*Requirement*.
Check each line of the entries. Copy the ones that contain the string "image".

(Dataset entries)

┌──

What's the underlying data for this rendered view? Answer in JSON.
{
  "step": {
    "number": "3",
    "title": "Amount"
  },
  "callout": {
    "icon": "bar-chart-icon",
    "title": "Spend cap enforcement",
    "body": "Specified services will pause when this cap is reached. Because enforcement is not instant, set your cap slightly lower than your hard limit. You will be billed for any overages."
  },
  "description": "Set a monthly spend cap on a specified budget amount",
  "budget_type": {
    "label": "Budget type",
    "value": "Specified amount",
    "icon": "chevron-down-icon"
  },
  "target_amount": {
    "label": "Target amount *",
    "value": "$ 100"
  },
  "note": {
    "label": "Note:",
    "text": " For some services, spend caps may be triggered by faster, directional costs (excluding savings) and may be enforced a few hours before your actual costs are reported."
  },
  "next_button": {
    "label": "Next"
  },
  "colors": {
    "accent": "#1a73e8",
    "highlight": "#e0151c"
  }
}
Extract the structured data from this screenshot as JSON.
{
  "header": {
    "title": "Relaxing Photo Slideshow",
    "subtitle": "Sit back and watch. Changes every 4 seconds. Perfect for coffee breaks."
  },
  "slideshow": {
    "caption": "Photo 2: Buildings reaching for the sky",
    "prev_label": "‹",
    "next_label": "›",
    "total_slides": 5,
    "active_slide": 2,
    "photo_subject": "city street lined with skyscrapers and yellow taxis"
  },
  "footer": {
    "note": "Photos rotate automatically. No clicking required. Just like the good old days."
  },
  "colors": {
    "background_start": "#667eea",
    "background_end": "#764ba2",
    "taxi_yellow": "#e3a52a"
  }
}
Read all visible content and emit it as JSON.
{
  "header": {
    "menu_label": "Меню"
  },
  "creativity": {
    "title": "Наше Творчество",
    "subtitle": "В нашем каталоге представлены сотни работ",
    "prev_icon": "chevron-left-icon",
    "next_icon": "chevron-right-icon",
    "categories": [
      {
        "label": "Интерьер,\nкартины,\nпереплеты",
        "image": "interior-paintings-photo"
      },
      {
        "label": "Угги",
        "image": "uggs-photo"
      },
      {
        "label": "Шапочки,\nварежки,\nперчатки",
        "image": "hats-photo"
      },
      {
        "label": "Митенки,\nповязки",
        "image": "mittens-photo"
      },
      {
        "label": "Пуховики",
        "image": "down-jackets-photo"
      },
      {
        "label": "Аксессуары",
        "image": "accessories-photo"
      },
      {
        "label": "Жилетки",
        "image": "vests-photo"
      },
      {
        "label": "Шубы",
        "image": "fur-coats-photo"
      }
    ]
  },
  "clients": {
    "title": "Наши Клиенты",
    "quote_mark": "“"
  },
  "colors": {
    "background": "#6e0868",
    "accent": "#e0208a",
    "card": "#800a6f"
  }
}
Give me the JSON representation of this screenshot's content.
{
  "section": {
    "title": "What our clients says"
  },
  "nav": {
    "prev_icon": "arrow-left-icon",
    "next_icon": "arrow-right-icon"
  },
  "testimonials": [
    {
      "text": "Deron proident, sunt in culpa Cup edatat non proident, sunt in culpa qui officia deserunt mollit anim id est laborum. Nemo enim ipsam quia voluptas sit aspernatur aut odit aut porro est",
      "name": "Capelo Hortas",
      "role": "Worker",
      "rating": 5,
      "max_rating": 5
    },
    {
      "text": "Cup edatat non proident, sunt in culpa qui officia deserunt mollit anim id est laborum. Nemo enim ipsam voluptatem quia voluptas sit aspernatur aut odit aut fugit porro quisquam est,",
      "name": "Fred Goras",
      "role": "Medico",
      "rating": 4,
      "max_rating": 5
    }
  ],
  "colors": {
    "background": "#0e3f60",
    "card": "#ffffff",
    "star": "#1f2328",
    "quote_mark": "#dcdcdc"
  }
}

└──

*Reply to the exercise*.
        "image": "interior-paintings-photo"
        "image": "uggs-photo"
        "image": "hats-photo"
        "image": "mittens-photo"
        "image": "down-jackets-photo"
        "image": "accessories-photo"
        "image": "vests-photo"
        "image": "fur-coats-photo"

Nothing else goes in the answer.